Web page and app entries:
──────────────────────────────
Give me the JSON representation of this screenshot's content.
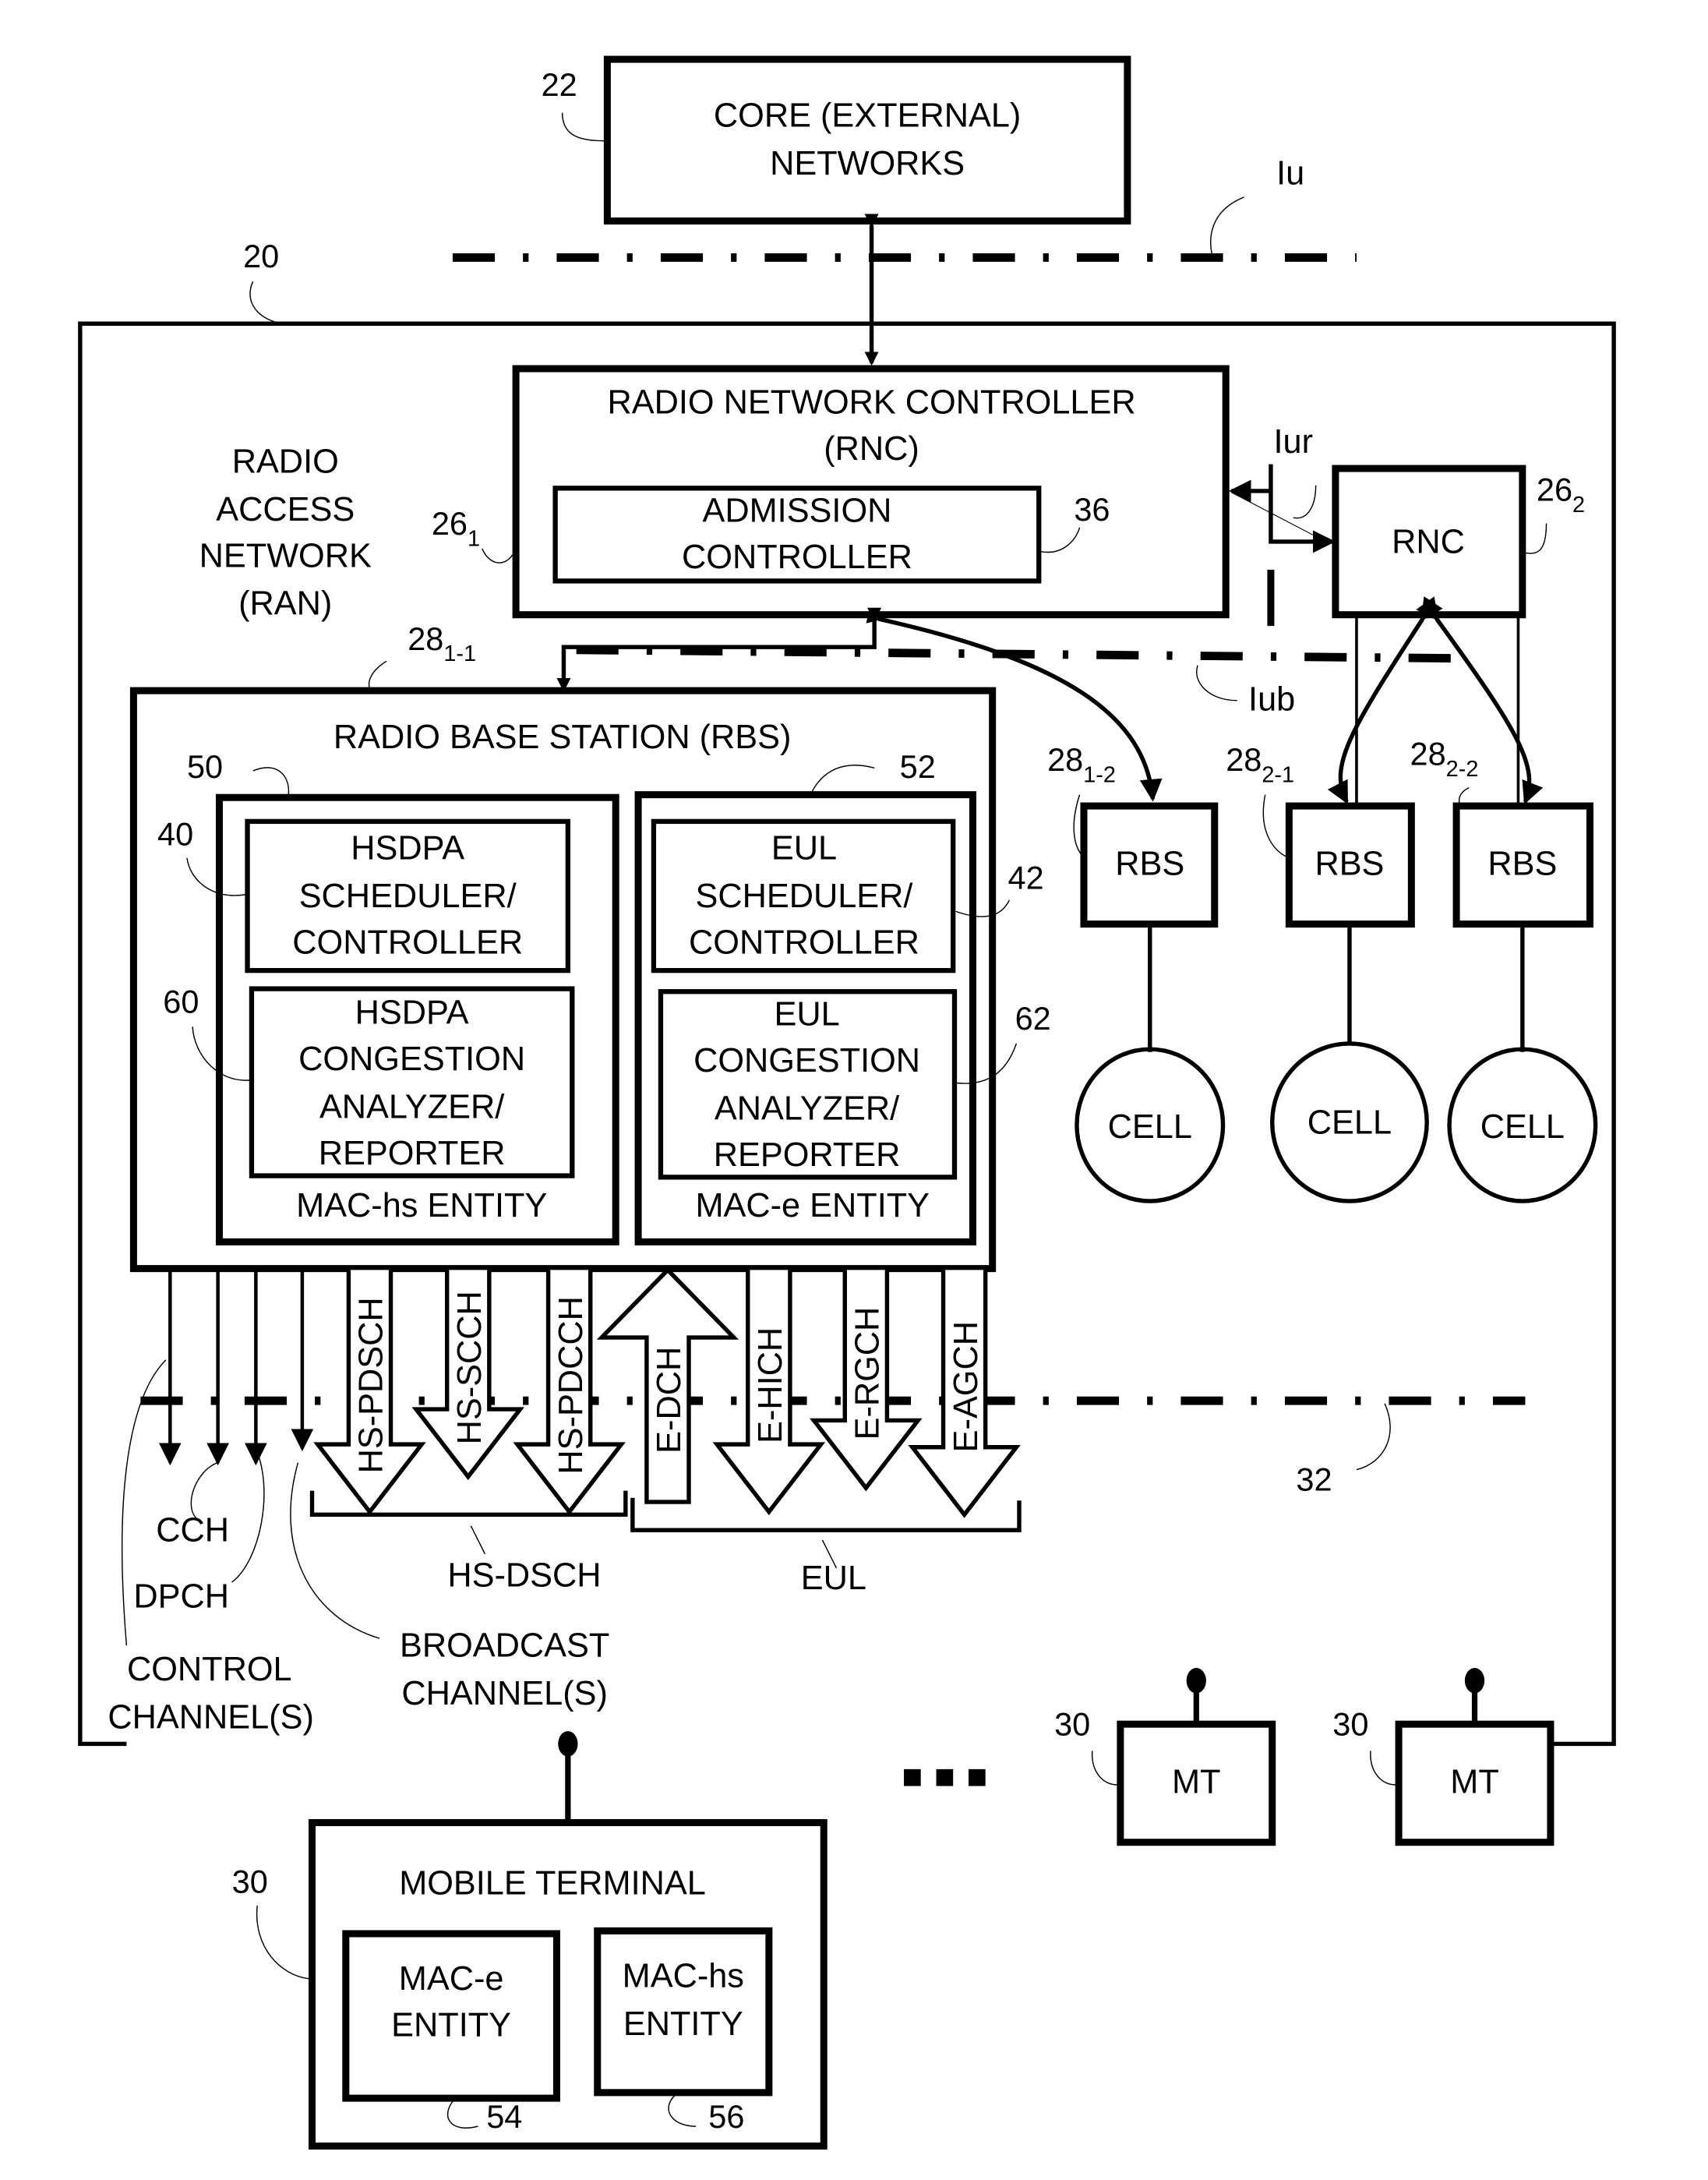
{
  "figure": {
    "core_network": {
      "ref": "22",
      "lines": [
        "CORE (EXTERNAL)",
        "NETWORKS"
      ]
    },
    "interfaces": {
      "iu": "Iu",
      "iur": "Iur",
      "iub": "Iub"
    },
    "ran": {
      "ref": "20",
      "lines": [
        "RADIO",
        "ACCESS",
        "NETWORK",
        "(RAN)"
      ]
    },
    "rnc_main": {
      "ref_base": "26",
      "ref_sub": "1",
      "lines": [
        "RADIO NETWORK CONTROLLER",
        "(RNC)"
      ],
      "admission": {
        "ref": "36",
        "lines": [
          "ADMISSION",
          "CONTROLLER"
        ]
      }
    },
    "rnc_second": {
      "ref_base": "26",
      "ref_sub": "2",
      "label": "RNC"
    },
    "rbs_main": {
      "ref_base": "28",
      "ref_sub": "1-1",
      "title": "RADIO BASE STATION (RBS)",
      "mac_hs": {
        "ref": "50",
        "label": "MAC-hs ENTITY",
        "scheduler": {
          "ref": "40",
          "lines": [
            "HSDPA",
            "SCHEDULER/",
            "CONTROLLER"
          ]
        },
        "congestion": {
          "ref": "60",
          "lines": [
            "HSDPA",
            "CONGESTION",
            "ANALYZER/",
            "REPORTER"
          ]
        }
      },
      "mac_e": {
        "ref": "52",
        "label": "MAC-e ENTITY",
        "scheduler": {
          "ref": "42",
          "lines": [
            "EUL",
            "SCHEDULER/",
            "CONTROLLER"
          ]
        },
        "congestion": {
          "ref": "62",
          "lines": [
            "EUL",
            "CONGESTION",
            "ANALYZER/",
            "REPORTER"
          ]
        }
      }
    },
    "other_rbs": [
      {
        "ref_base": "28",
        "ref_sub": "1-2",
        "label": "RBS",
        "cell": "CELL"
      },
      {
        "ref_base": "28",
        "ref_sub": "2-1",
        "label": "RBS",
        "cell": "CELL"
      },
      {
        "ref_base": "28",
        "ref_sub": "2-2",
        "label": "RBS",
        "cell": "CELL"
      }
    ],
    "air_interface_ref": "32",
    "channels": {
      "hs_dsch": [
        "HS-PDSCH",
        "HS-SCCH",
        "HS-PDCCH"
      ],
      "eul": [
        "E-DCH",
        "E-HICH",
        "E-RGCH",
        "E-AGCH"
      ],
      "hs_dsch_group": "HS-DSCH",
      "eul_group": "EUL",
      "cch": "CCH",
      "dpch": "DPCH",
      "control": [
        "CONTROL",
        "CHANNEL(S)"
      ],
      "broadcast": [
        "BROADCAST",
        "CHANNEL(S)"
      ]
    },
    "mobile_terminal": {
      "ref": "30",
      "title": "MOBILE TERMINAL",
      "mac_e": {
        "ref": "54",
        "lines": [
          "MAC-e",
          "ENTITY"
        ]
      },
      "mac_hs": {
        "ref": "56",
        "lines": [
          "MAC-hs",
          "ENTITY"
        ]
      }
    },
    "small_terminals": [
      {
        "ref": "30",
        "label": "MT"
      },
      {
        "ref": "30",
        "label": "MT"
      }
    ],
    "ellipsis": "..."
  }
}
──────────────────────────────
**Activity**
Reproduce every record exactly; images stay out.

**Solution to the exercise**
Give me the JSON representation of this screenshot's content.
{
  "figure": {
    "core_network": {
      "ref": "22",
      "lines": [
        "CORE (EXTERNAL)",
        "NETWORKS"
      ]
    },
    "interfaces": {
      "iu": "Iu",
      "iur": "Iur",
      "iub": "Iub"
    },
    "ran": {
      "ref": "20",
      "lines": [
        "RADIO",
        "ACCESS",
        "NETWORK",
        "(RAN)"
      ]
    },
    "rnc_main": {
      "ref_base": "26",
      "ref_sub": "1",
      "lines": [
        "RADIO NETWORK CONTROLLER",
        "(RNC)"
      ],
      "admission": {
        "ref": "36",
        "lines": [
          "ADMISSION",
          "CONTROLLER"
        ]
      }
    },
    "rnc_second": {
      "ref_base": "26",
      "ref_sub": "2",
      "label": "RNC"
    },
    "rbs_main": {
      "ref_base": "28",
      "ref_sub": "1-1",
      "title": "RADIO BASE STATION (RBS)",
      "mac_hs": {
        "ref": "50",
        "label": "MAC-hs ENTITY",
        "scheduler": {
          "ref": "40",
          "lines": [
            "HSDPA",
            "SCHEDULER/",
            "CONTROLLER"
          ]
        },
        "congestion": {
          "ref": "60",
          "lines": [
            "HSDPA",
            "CONGESTION",
            "ANALYZER/",
            "REPORTER"
          ]
        }
      },
      "mac_e": {
        "ref": "52",
        "label": "MAC-e ENTITY",
        "scheduler": {
          "ref": "42",
          "lines": [
            "EUL",
            "SCHEDULER/",
            "CONTROLLER"
          ]
        },
        "congestion": {
          "ref": "62",
          "lines": [
            "EUL",
            "CONGESTION",
            "ANALYZER/",
            "REPORTER"
          ]
        }
      }
    },
    "other_rbs": [
      {
        "ref_base": "28",
        "ref_sub": "1-2",
        "label": "RBS",
        "cell": "CELL"
      },
      {
        "ref_base": "28",
        "ref_sub": "2-1",
        "label": "RBS",
        "cell": "CELL"
      },
      {
        "ref_base": "28",
        "ref_sub": "2-2",
        "label": "RBS",
        "cell": "CELL"
      }
    ],
    "air_interface_ref": "32",
    "channels": {
      "hs_dsch": [
        "HS-PDSCH",
        "HS-SCCH",
        "HS-PDCCH"
      ],
      "eul": [
        "E-DCH",
        "E-HICH",
        "E-RGCH",
        "E-AGCH"
      ],
      "hs_dsch_group": "HS-DSCH",
      "eul_group": "EUL",
      "cch": "CCH",
      "dpch": "DPCH",
      "control": [
        "CONTROL",
        "CHANNEL(S)"
      ],
      "broadcast": [
        "BROADCAST",
        "CHANNEL(S)"
      ]
    },
    "mobile_terminal": {
      "ref": "30",
      "title": "MOBILE TERMINAL",
      "mac_e": {
        "ref": "54",
        "lines": [
          "MAC-e",
          "ENTITY"
        ]
      },
      "mac_hs": {
        "ref": "56",
        "lines": [
          "MAC-hs",
          "ENTITY"
        ]
      }
    },
    "small_terminals": [
      {
        "ref": "30",
        "label": "MT"
      },
      {
        "ref": "30",
        "label": "MT"
      }
    ],
    "ellipsis": "..."
  }
}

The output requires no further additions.